Kyushu, Day 6: More of Takachiho Tour

After lunch, we visited Takachiho Shrine. The shrine is surrounded by Japanese cedar trees with the oldest estimated to be 1000 years old.

MARCH 9, 2020

After lunch, we visited TAKACHIHO SHRINE. The shrine is surrounded by Japanese cedar trees with the oldest estimated to be 1000 years old.

Helen showed us the Meoto Sugi, believed to be a male and a female tree growing side by side and married to each other. She shared that walking around the two trees 3x clockwise with your partner will ensure happiness.

As usual, I was fascinated with the ema designs…

Helen led us to the back area of the shrine and shared a story on how a god cut a demon’s body part to teach it a lesson never to come back. We also visited the theater where Kagura dance is performed every night.

Our last stop was in Iwato, to visit the shrine and cave associated with Amaterasu, the sun goddess and Japan’s most revered kami. We went first to AMANO IWATO SHRINE.

Helen shared the folklore on how Amaterasu became the most important kami in Shintoism – not gonna spoil it though! 😉 After visiting the shrine, we had a bit of a trek to reach AMANO YASUKAWARA CAVE.

Helen asked us to pick up a stone from the shrine entrance before going here, and the custom was for us to place the stone on top of any pile of stones in the cave. In this way, our prayers may be answered. We had to be careful not to knock down the pile because each pile contains prayers from different people.

We went back to Higo-Ozu Station and bid goodbye to everyone. Back at Kumamoto city, we had dinner at COCO ICHIBANYA and I got my favorite cheese hamburg with omelet.

Kyushu, Day 6: Takachiho Gorge Tour

We availed a full-day tour in Takachiho via Explore Kumamoto and it was the best decision! While you can visit Takachiho (and even Mount Aso) on your own, it is difficult to move from one place to another due to lack of frequent public transpo.

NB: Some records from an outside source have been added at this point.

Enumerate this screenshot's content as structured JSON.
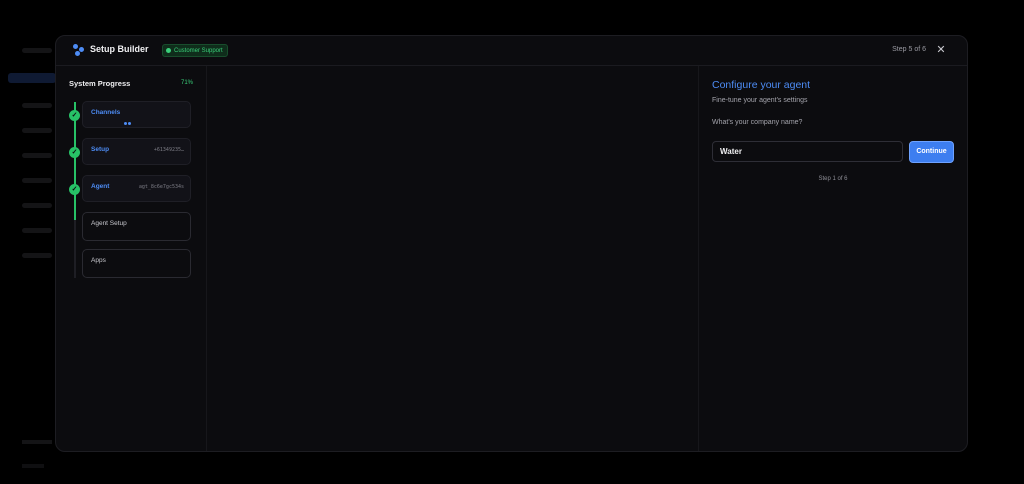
{
  "modal": {
    "title": "Setup Builder",
    "badge": "Customer Support",
    "step_indicator": "Step 5 of 6",
    "close_symbol": "✕"
  },
  "progress": {
    "title": "System Progress",
    "percent": "71%",
    "steps": [
      {
        "label": "Channels",
        "meta": "",
        "status": "complete"
      },
      {
        "label": "Setup",
        "meta": "+61349235…",
        "status": "complete"
      },
      {
        "label": "Agent",
        "meta": "agt_8c6e7gc534s",
        "status": "complete"
      },
      {
        "label": "Agent Setup",
        "meta": "",
        "status": "pending"
      },
      {
        "label": "Apps",
        "meta": "",
        "status": "pending"
      }
    ],
    "check_symbol": "✓"
  },
  "configure": {
    "title": "Configure your agent",
    "subtitle": "Fine-tune your agent's settings",
    "question": "What's your company name?",
    "input_value": "Water",
    "continue_label": "Continue",
    "step_count": "Step 1 of 6"
  },
  "colors": {
    "accent": "#4d8cf5",
    "success": "#27c267",
    "button": "#3d7ef0"
  },
  "icons": {
    "logo": "nodes-icon",
    "badge": "status-dot-icon",
    "close": "close-icon",
    "check": "check-icon"
  }
}
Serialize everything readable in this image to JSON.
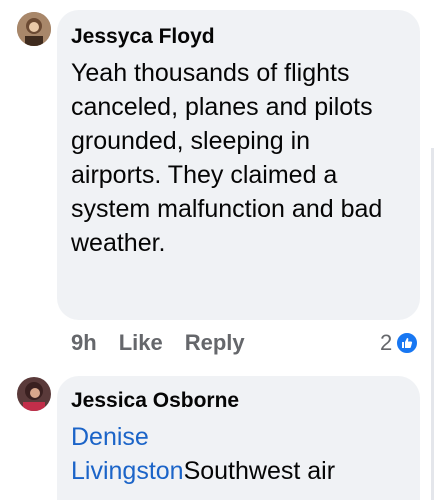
{
  "comments": [
    {
      "author": "Jessyca Floyd",
      "text": "Yeah thousands of flights canceled, planes and pilots grounded, sleeping in airports. They claimed a system malfunction and bad weather.",
      "time": "9h",
      "like_label": "Like",
      "reply_label": "Reply",
      "reaction_count": "2",
      "reaction_icon": "like-icon"
    },
    {
      "author": "Jessica Osborne",
      "mention": "Denise Livingston",
      "text": "Southwest air"
    }
  ],
  "colors": {
    "bubble": "#f0f2f5",
    "mention": "#1b64c8",
    "muted": "#65676b",
    "like_badge": "#1877f2"
  }
}
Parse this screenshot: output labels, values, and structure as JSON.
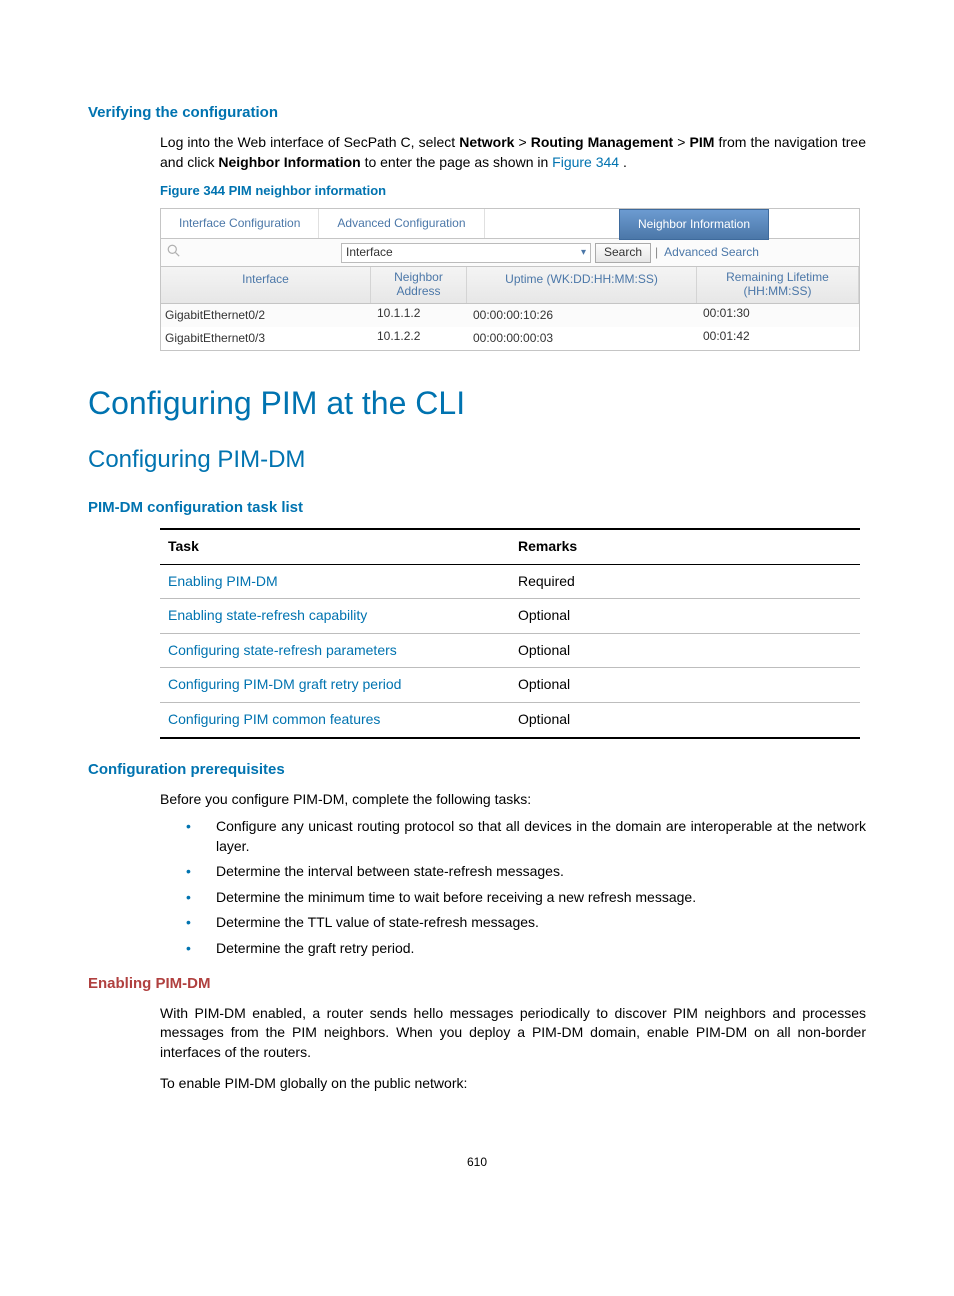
{
  "sections": {
    "verify_heading": "Verifying the configuration",
    "verify_text_1a": "Log into the Web interface of SecPath C, select ",
    "verify_text_1b": " from the navigation tree and click ",
    "verify_text_1c": " to enter the page as shown in ",
    "verify_text_1d": ".",
    "bold_network": "Network",
    "bold_routing": "Routing Management",
    "bold_pim": "PIM",
    "bold_neighbor": "Neighbor Information",
    "sep": " > ",
    "fig_ref": "Figure 344",
    "figure_caption": "Figure 344 PIM neighbor information",
    "h1": "Configuring PIM at the CLI",
    "h2": "Configuring PIM-DM",
    "tasklist_heading": "PIM-DM configuration task list",
    "prereq_heading": "Configuration prerequisites",
    "prereq_intro": "Before you configure PIM-DM, complete the following tasks:",
    "enable_heading": "Enabling PIM-DM",
    "enable_p1": "With PIM-DM enabled, a router sends hello messages periodically to discover PIM neighbors and processes messages from the PIM neighbors. When you deploy a PIM-DM domain, enable PIM-DM on all non-border interfaces of the routers.",
    "enable_p2": "To enable PIM-DM globally on the public network:",
    "pagenum": "610"
  },
  "screenshot": {
    "tab1": "Interface Configuration",
    "tab2": "Advanced Configuration",
    "tab3": "Neighbor Information",
    "search_select": "Interface",
    "search_btn": "Search",
    "adv_search": "Advanced Search",
    "headers": {
      "interface": "Interface",
      "neighbor": "Neighbor Address",
      "uptime": "Uptime (WK:DD:HH:MM:SS)",
      "remaining": "Remaining Lifetime (HH:MM:SS)"
    },
    "rows": [
      {
        "if": "GigabitEthernet0/2",
        "na": "10.1.1.2",
        "up": "00:00:00:10:26",
        "rl": "00:01:30"
      },
      {
        "if": "GigabitEthernet0/3",
        "na": "10.1.2.2",
        "up": "00:00:00:00:03",
        "rl": "00:01:42"
      }
    ]
  },
  "task_table": {
    "th_task": "Task",
    "th_remarks": "Remarks",
    "rows": [
      {
        "task": "Enabling PIM-DM",
        "remarks": "Required"
      },
      {
        "task": "Enabling state-refresh capability",
        "remarks": "Optional"
      },
      {
        "task": "Configuring state-refresh parameters",
        "remarks": "Optional"
      },
      {
        "task": "Configuring PIM-DM graft retry period",
        "remarks": "Optional"
      },
      {
        "task": "Configuring PIM common features",
        "remarks": "Optional"
      }
    ]
  },
  "bullets": [
    "Configure any unicast routing protocol so that all devices in the domain are interoperable at the network layer.",
    "Determine the interval between state-refresh messages.",
    "Determine the minimum time to wait before receiving a new refresh message.",
    "Determine the TTL value of state-refresh messages.",
    "Determine the graft retry period."
  ]
}
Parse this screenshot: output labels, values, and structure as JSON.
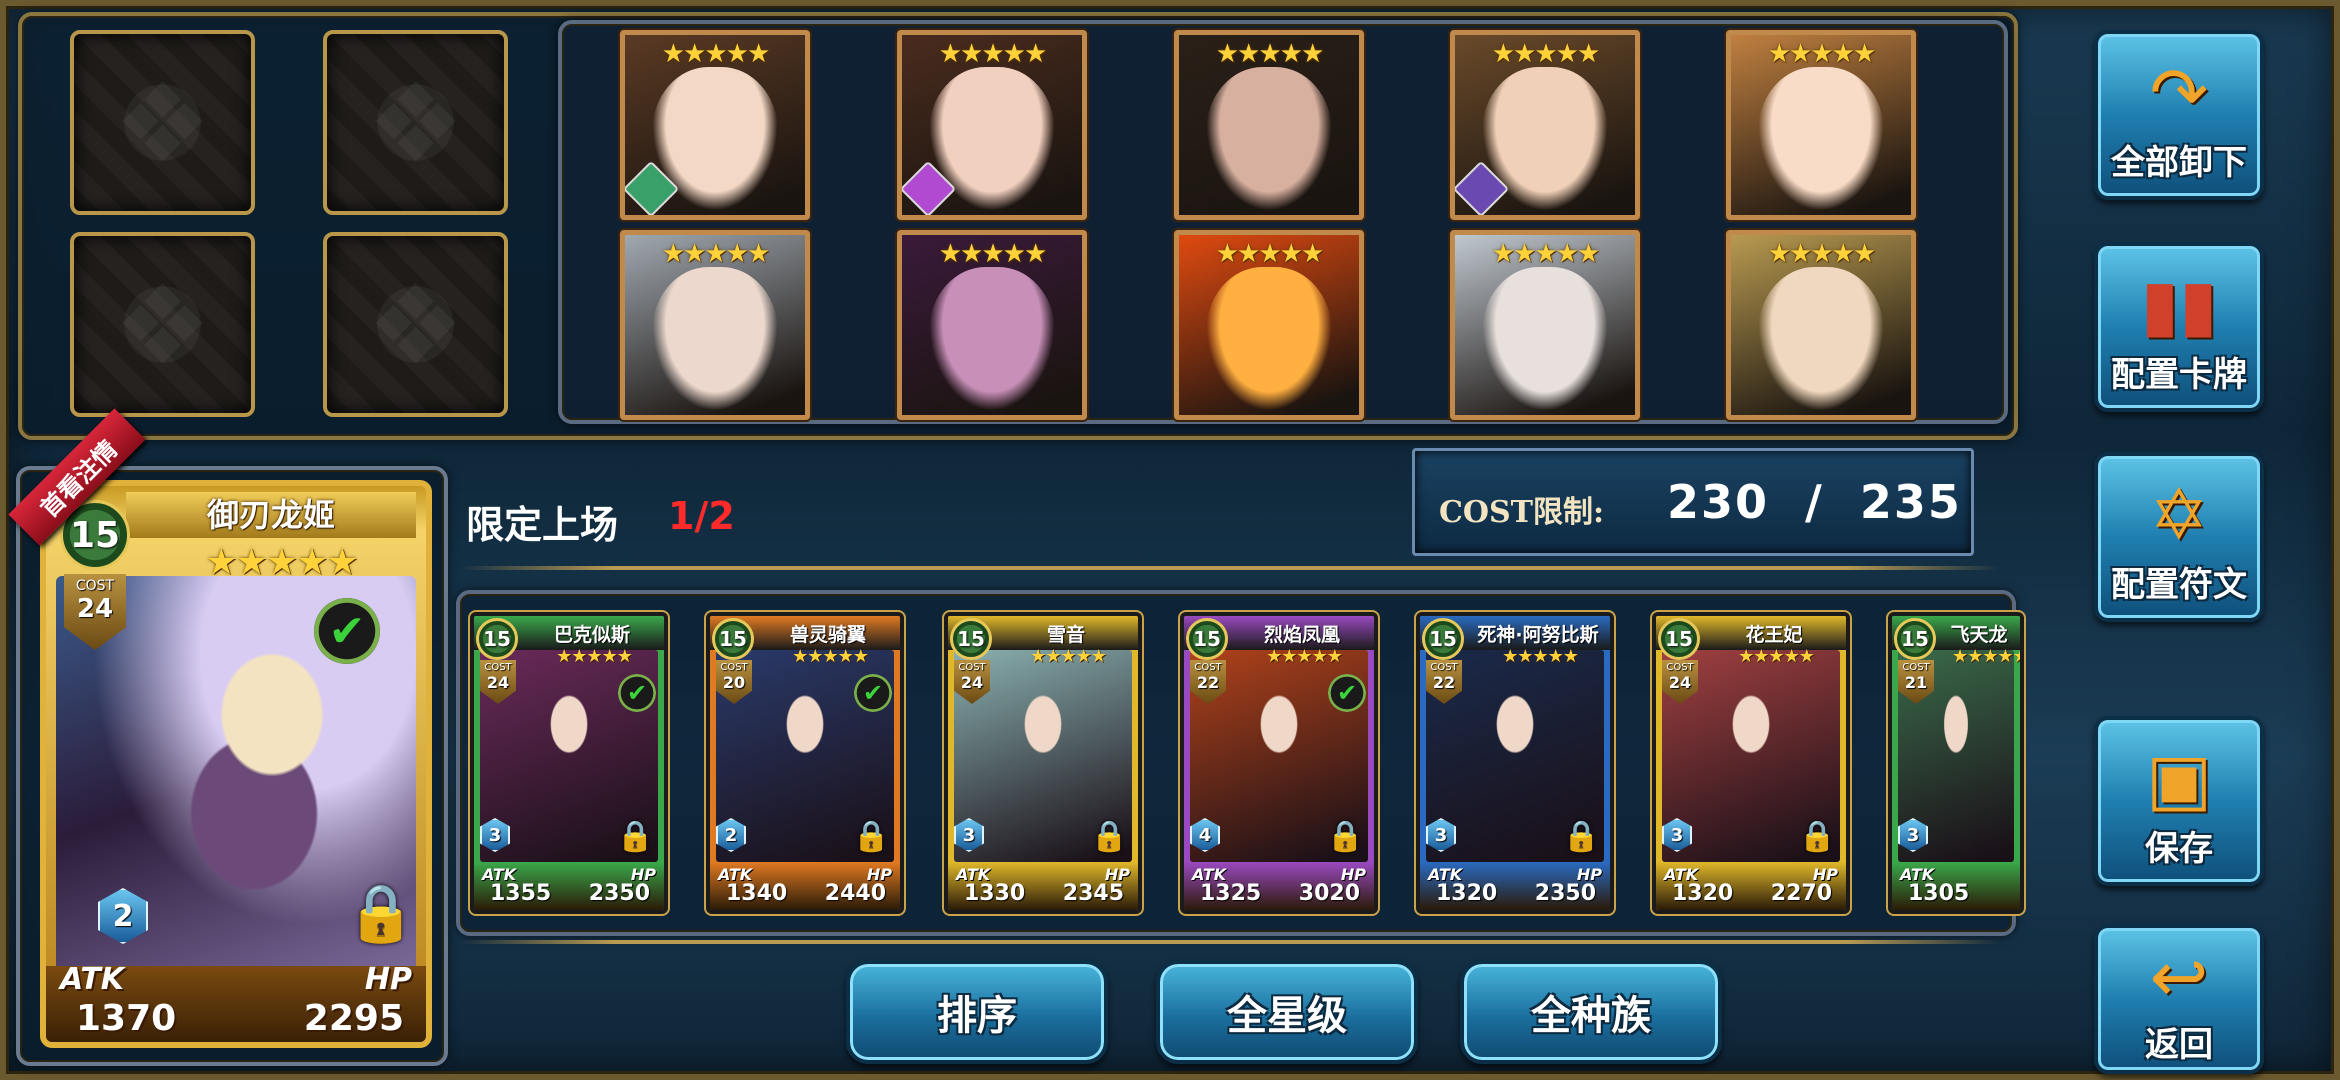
{
  "side_buttons": {
    "unload_all": "全部卸下",
    "configure_cards": "配置卡牌",
    "configure_runes": "配置符文",
    "save": "保存",
    "back": "返回"
  },
  "bottom_buttons": {
    "sort": "排序",
    "all_stars": "全星级",
    "all_races": "全种族"
  },
  "cost_limit": {
    "label": "COST限制:",
    "value": "230  /  235"
  },
  "limit_onstage": {
    "label": "限定上场",
    "count": "1/2"
  },
  "feature_card": {
    "ribbon": "首看注情",
    "level": "15",
    "cost_label": "COST",
    "cost": "24",
    "name": "御刃龙姬",
    "stars": "★★★★★",
    "gem": "2",
    "atk_label": "ATK",
    "hp_label": "HP",
    "atk": "1370",
    "hp": "2295",
    "check": "✔",
    "lock": "🔒"
  },
  "portraits": {
    "stars": "★★★★★",
    "items": [
      {
        "name": "portrait-1"
      },
      {
        "name": "portrait-2"
      },
      {
        "name": "portrait-3"
      },
      {
        "name": "portrait-4"
      },
      {
        "name": "portrait-5"
      },
      {
        "name": "portrait-6"
      },
      {
        "name": "portrait-7"
      },
      {
        "name": "portrait-8"
      },
      {
        "name": "portrait-9"
      },
      {
        "name": "portrait-10"
      }
    ]
  },
  "cards": [
    {
      "level": "15",
      "cost": "24",
      "name": "巴克似斯",
      "stars": "★★★★★",
      "gem": "3",
      "atk": "1355",
      "hp": "2350",
      "checked": true,
      "color": "#3aa84a"
    },
    {
      "level": "15",
      "cost": "20",
      "name": "兽灵骑翼",
      "stars": "★★★★★",
      "gem": "2",
      "atk": "1340",
      "hp": "2440",
      "checked": true,
      "color": "#e07a22"
    },
    {
      "level": "15",
      "cost": "24",
      "name": "雪音",
      "stars": "★★★★★",
      "gem": "3",
      "atk": "1330",
      "hp": "2345",
      "checked": false,
      "color": "#e0b82a"
    },
    {
      "level": "15",
      "cost": "22",
      "name": "烈焰凤凰",
      "stars": "★★★★★",
      "gem": "4",
      "atk": "1325",
      "hp": "3020",
      "checked": true,
      "color": "#9a4ac0"
    },
    {
      "level": "15",
      "cost": "22",
      "name": "死神·阿努比斯",
      "stars": "★★★★★",
      "gem": "3",
      "atk": "1320",
      "hp": "2350",
      "checked": false,
      "color": "#2a6ac0"
    },
    {
      "level": "15",
      "cost": "24",
      "name": "花王妃",
      "stars": "★★★★★",
      "gem": "3",
      "atk": "1320",
      "hp": "2270",
      "checked": false,
      "color": "#e0b82a"
    },
    {
      "level": "15",
      "cost": "21",
      "name": "飞天龙",
      "stars": "★★★★★",
      "gem": "3",
      "atk": "1305",
      "hp": "",
      "checked": false,
      "color": "#3aa84a"
    }
  ],
  "labels": {
    "atk": "ATK",
    "hp": "HP",
    "cost": "COST"
  }
}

MARCH 9, 2020

We availed a full-day tour in Takachiho via Explore Kumamoto and it was the best decision! While you can visit Takachiho (and even Mount Aso) on your own, it is difficult to move from one place to another due to lack of frequent public transpo.

Helen, our tour guide, was easy to talk to during the arrangement for this tour. My sister and I were very happy with her because she had a lot of stories to share during the tour. My favorite part was whenever she shared stories from Japanese myths and folklore. She also listened intently to our stories during the car ride and even if it was silent, it was not awkward.

We met her at Higo-ozu Station along with 3 other tourists. She brought a van so there was a lot of space for legroom and luggage.

Our first stop was a local farmer’s market with one of the best views of Mount Aso. That day was cloudy but thankfully, it was not raining.

Helen said that strawberries were in season so I bought a pack and finished it in one sitting.

We went to another area afterwards with a better landscape view of the area.

After a long ride, we finally reached TAKACHIHO GORGE. Helen said that this was formed due to violent eruptions of Mount Aso thousands of years ago.

She shared different stories including an oni being sealed in the area and the interesting rock formations caused by previous volcanic eruptions.

We eventually reached the spot where we can see the Manai Waterfalls, selected as one of the best 100 waterfalls in Japan.

After that, we saw a love shrine and a big pond with its center dubbed as the first island made.

Next was the moment I was waiting for – riding a boat on the river. A new boating fee scheme was implemented wherein a boat rental costs ¥3,000 + ¥1,000 per person.

One of our tour companions joined me and C since he was a solo traveler. We had 30 minutes to row along the river and return to the dock. It was a bit difficult for our new companion to row and navigate because there were other boats around. We ended up getting wet a bit because we went too close to the waterfalls at one point.

We still had fun especially because C and I did not have to row. Hehe. For lunch, we decided to eat in INAKAYA because they had chicken nanban (¥1,200) – karaage (fried chicken) with tartar sauce + a bit of vinegar taste. The restaurant beside Inakaya is the origin of nagashi soumen, wherein somen noodles flow down a bamboo with running water and you have to catch them with chopsticks then dip into the sauce.

The serving of the chicken nanban was huge! One order had 3 big pieces of fried chicken plus miso soup and pickled vegetables were also served. Perfect lunch after a looong morning.